Electronics built into a car have always cost much more than those purchased from aftermarket suppliers. I’m old enough to remember when GM charged $500 for its top head unit back in the 1980s. This money, at least $1,000 in today’s dollars, got you a “graphic equalizer” and an auto-reverse tape deck with Dolby noise suppression. More recently nav systems have cost about $2,000 in the car even as the price of equally capable portable units fell to a tenth of this amount.
As I input pricing for the 2012 Chevrolet Equinox, I couldn’t help but notice that General Motors has replaced the navigation system in many of them, substituting an SD card-based unit for a hard disk drive-based unit. A touch screen also appears to take the place of voice activation with the new unit. The lower cost is passed on to the car buyer. The old unit listed for $2,145, the new one for $795. Still substantially more than a good portable unit, but no longer by an order of magnitude. On top of the price reduction, the card readers should be more durable than a disk drive.
Also on the 2012 Chevrolet Equinox, GM is offering a new safety option, a forward collision alert bundled with a lane departure warning. Both should assist drivers whose attention is wavering. While both features have been available on luxury cars for a few years, the news here is that they’re available on a relatively inexpensive vehicle at a low price, only $295. Previously, forward collision warning was often a subsidiary feature to adaptive cruise control, as it relies on the same sensors.
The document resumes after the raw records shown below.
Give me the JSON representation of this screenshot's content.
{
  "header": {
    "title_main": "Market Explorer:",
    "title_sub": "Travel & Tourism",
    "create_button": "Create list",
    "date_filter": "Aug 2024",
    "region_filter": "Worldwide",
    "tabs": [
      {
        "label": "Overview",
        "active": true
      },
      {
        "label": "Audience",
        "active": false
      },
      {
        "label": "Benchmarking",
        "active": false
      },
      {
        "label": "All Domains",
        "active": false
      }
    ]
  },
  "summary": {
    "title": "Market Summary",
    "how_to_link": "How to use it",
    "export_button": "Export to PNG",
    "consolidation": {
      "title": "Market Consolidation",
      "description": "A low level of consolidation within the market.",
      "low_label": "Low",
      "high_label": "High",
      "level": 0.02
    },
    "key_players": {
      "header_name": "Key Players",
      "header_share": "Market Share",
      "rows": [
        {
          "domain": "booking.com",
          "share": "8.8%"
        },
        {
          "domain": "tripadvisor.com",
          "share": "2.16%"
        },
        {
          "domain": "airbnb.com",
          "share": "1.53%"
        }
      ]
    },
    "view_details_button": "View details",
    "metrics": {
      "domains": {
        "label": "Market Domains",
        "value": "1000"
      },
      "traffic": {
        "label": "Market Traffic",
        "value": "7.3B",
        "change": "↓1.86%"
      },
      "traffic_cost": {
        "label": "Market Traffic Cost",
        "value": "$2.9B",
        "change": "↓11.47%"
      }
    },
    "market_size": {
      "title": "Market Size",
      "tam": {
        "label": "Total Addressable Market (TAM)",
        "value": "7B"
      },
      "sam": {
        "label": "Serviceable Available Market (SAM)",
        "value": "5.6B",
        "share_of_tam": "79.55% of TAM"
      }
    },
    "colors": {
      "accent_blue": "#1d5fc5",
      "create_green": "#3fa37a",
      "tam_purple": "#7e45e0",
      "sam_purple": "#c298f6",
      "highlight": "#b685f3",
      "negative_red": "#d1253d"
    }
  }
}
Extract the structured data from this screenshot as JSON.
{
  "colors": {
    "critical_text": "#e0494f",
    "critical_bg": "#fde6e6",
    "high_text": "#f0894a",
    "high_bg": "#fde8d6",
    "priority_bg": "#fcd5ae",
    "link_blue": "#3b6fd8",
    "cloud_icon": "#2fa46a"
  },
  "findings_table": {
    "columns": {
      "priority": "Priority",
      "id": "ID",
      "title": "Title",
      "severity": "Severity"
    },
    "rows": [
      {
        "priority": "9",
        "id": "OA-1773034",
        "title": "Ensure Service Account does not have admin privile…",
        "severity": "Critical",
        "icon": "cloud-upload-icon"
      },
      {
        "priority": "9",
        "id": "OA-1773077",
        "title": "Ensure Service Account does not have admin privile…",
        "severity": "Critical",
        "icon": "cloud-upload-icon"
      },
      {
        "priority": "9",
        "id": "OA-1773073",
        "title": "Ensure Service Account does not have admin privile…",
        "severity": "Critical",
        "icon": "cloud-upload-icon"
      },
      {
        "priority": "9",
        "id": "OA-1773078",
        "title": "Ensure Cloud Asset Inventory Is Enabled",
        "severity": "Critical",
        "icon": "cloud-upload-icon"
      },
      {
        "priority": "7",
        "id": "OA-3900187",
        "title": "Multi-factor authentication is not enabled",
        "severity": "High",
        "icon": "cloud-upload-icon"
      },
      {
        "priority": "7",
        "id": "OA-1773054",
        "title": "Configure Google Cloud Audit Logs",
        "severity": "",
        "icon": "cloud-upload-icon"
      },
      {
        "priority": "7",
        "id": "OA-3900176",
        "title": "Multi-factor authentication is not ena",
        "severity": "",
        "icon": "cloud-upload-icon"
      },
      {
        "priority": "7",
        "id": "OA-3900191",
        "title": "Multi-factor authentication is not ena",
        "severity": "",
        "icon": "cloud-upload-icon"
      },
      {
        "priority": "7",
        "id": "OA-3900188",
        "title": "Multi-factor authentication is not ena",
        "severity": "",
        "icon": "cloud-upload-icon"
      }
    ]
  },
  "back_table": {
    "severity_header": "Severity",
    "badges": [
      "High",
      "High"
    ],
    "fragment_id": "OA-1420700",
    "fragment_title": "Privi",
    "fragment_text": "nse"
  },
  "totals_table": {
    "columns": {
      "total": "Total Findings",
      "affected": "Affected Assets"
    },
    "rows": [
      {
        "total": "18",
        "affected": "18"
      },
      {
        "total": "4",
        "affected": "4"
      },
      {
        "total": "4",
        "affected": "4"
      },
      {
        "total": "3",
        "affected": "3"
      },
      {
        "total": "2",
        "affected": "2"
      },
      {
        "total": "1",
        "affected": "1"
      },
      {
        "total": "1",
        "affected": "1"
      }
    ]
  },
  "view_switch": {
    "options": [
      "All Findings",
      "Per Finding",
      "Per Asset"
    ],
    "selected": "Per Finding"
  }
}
Judging from the lower price and absence of adaptive cruise control (which automatically maintains a set distance behind the car ahead), it seems like GM is using a less expensive, less sophisticated sensor. Not a problem, as long as it works. Avoid one moderate accident in the lives of every ten cars so equipped, and the option pays for itself. If they aren’t already, insurance companies should provide discounts.